After purchasing supplies for Tuesday night’s party, we tested our breath with the complimentary breathalyser. All the K-team drivers were deemed safe to drive.
So, a jolly K-Team progressed to Tanunda in search of a bakery. I spotted the Red Door Café and led the team there. A waitress guided the K-Team of 10 to the courtyard garden out the back as inside was full. We sat at separate tables, my husband and I with our younger Swiss cousin and boyfriend next to Kids corner. Most of the K-Team supped on the Café’s specialty burger. Good choice as it was a late lunch that would tide us over for tea.
[Photo 7: Burger]
Satisfied with this most welcome and tasty lunch, the K-Team set off for Seppeltsfield Winery. After driving through kilometres of road lined with giant date palms, the K-Team arrived at the grand estate. The hall, a massive shed, actually, teemed with tasters. After more sampling and marvelling at the beautiful grounds, complete with vintage cars, we picked up our ordered wines at the designated shop.
[Photos 8 & 9: Seppeltsfield (above) and Mausoleum (below)]
As one of the oldest wineries, the Seppelts family were so rich, they built their own family mausoleum that presided over their estate. The K-Team made an impromptu stop to climb the steps to the family monument and then absorb the breath-taking view. The sun broke through the clouds, so completing the magical scene.
[Photo 10: View from Mausoleum]
Peter Lehmanns Winery was not so far. Plenty of time, so we thought. But when we arrived, the carpark appeared deserted. The owners emerged and informed the disappointed K-Team that they were closed for the day. The toilets, though, weren’t and the K-Team made good use of them while I took photographic advantage of the mellow tones of Peter Lehmann’s garden.
[Photo 11: Peter Lehmann’s garden]
The K-Team reserved the late afternoon for Mengler’s Hill that features an assortment of sculptures. We puzzled over the meaning of some of the international artistic offerings, but I guess the collection seemed happy to be presiding over the Barossa. I observed that by this time, the scarecrows had slunk away and were nowhere to be seen.

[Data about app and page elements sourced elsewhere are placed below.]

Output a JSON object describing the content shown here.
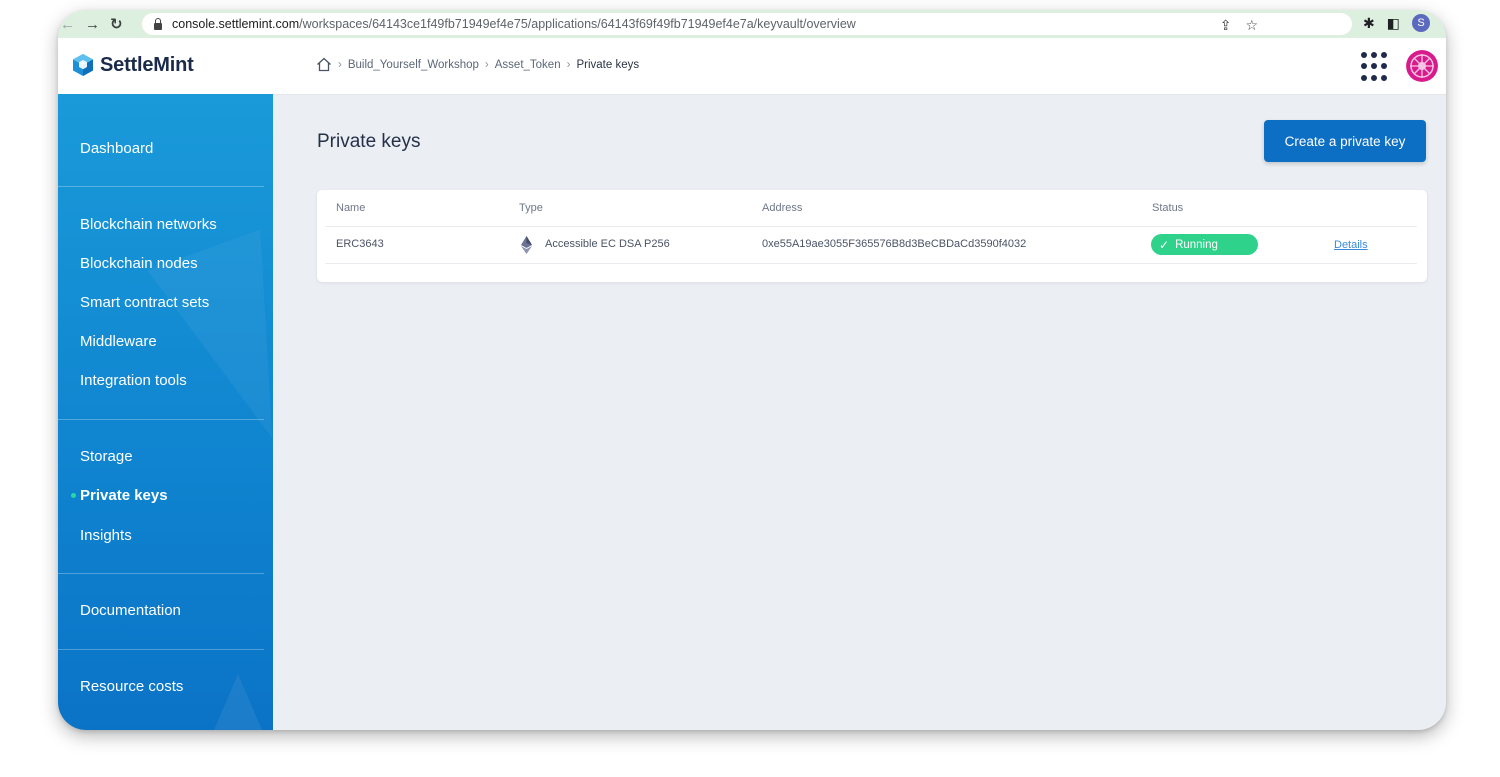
{
  "browser": {
    "url_host": "console.settlemint.com",
    "url_path": "/workspaces/64143ce1f49fb71949ef4e75/applications/64143f69f49fb71949ef4e7a/keyvault/overview",
    "profile_initial": "S"
  },
  "header": {
    "logo_text": "SettleMint",
    "breadcrumbs": [
      "Build_Yourself_Workshop",
      "Asset_Token",
      "Private keys"
    ]
  },
  "sidebar": {
    "items": [
      {
        "label": "Dashboard"
      },
      {
        "label": "Blockchain networks"
      },
      {
        "label": "Blockchain nodes"
      },
      {
        "label": "Smart contract sets"
      },
      {
        "label": "Middleware"
      },
      {
        "label": "Integration tools"
      },
      {
        "label": "Storage"
      },
      {
        "label": "Private keys",
        "active": true
      },
      {
        "label": "Insights"
      },
      {
        "label": "Documentation"
      },
      {
        "label": "Resource costs"
      }
    ]
  },
  "main": {
    "title": "Private keys",
    "create_button": "Create a private key",
    "table": {
      "columns": [
        "Name",
        "Type",
        "Address",
        "Status"
      ],
      "rows": [
        {
          "name": "ERC3643",
          "type": "Accessible EC DSA P256",
          "address": "0xe55A19ae3055F365576B8d3BeCBDaCd3590f4032",
          "status": "Running",
          "action": "Details"
        }
      ]
    }
  },
  "colors": {
    "sidebar": "#1190d4",
    "primary_button": "#0c6fc3",
    "status_running": "#2fd28a",
    "link": "#3a8ad9"
  }
}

[Photo 12: View of Tanunda from Mengler’s Hill]
Then, finally, as the sun sank towards the horizon, the K-Team hiked the one hour circuit of Kaiser Stuhl National Park.

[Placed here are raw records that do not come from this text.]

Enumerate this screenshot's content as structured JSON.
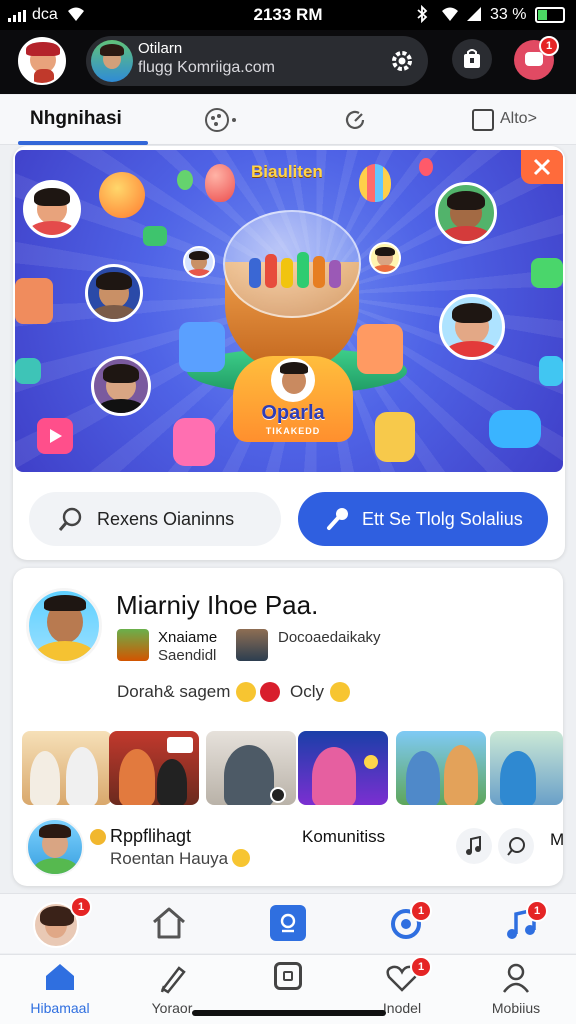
{
  "status": {
    "carrier": "dca",
    "time": "2133 RM",
    "battery": "33 %"
  },
  "account": {
    "name": "Otilarn",
    "email": "flugg Komriiga.com",
    "notifications": "1"
  },
  "tabs": [
    {
      "label": "Nhgnihasi"
    },
    {
      "label": "Alto>"
    }
  ],
  "banner": {
    "heading": "Biauliten",
    "badge_text": "Oparla",
    "badge_sub": "TIKAKEDD"
  },
  "actions": {
    "left_label": "Rexens Oianinns",
    "right_label": "Ett Se Tlolg Solalius"
  },
  "profile": {
    "title": "Miarniy Ihoe Paa.",
    "line1": "Xnaiame",
    "line2": "Saendidl",
    "line3": "Docoaedaikaky",
    "status_text": "Dorah& sagem",
    "status_text2": "Ocly"
  },
  "footer_row": {
    "line1": "Rppflihagt",
    "line2": "Roentan Hauya",
    "community": "Komunitiss",
    "trailing": "M"
  },
  "bottom_top_badges": [
    "1",
    "1",
    "1"
  ],
  "bottom_nav": [
    {
      "label": "Hibamaal"
    },
    {
      "label": "Yoraor"
    },
    {
      "label": ""
    },
    {
      "label": "Inodel",
      "badge": "1"
    },
    {
      "label": "Mobiius"
    }
  ],
  "colors": {
    "accent": "#2f5fe0",
    "banner": "#4f63e6",
    "badge": "#e52525"
  }
}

‘Wildlife is best seen at dusk and dawn,’ P1 said.
During our walk, we detected an echidna, then later on, kangaroos. Any koalas, though, remained hidden from view.

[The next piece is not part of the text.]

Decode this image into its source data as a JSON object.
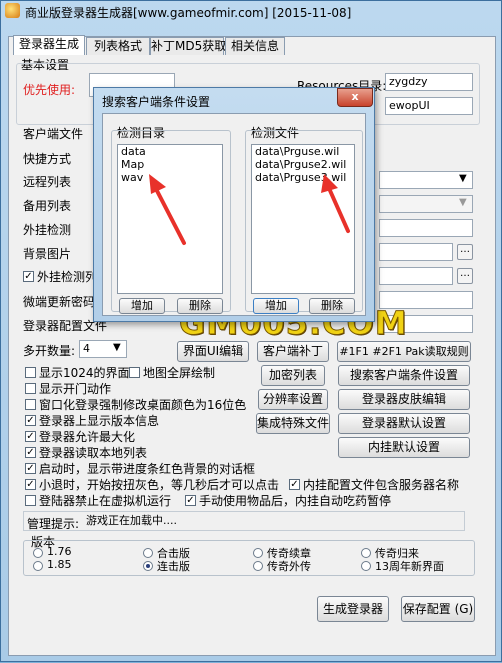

[Photo 13: Echidna]
While our Swiss guests hunted for wildlife, I caught the sunlight on eucalyptus trees and the gnarled forms of branches and trunks with my camera; future subjects for paintings, I hope.
[Photos 14 & 15: Trees and light (above), Gnarled trees (below)]
It had been a long and full day, and my husband’s mobile phone, drained of battery-power and starved of tower transmissions, was by this time, grumpy. As revenge for being deprived of its usual mobile-phone fixes, it became intent on leading us astray. In Angaston, when we finally arrived there after the phone’s GPS took us on a meandering scenic route, the phone demanded in a passive-aggressive voice, ‘Take the next right.’ Then, ‘Take the next right.’ Then again, ‘After thirty metres, take the next right.’
‘Hey, it’s taking us in circles,’ I said. ‘Ignore it and go straight ahead.’
The phone cut in. ‘Take the next right,’
I pointed at the sign to Adelaide. ‘No, follow the sign.’
As we drove down the highway to Gawler, the phone bleated, ‘At the first opportunity, make a U-turn.’
‘No!’ we shouted.
The phone insisted. ‘Turn left and make a U-turn.’
I filmed the phone-map spinning in every direction. ‘It looks like it’s going nuts,’ I said. ‘I’m turning it off.’
I switched off the phone, and we completed the journey to Adelaide in peace.
© Lee-Anne Marie Kling 2017
Feature Photo: Vines of Jacobs Creek (c) Lee-Anne Marie Kling 2017
All 15 Photos of the Barossa © Lee-Anne Marie Kling 2017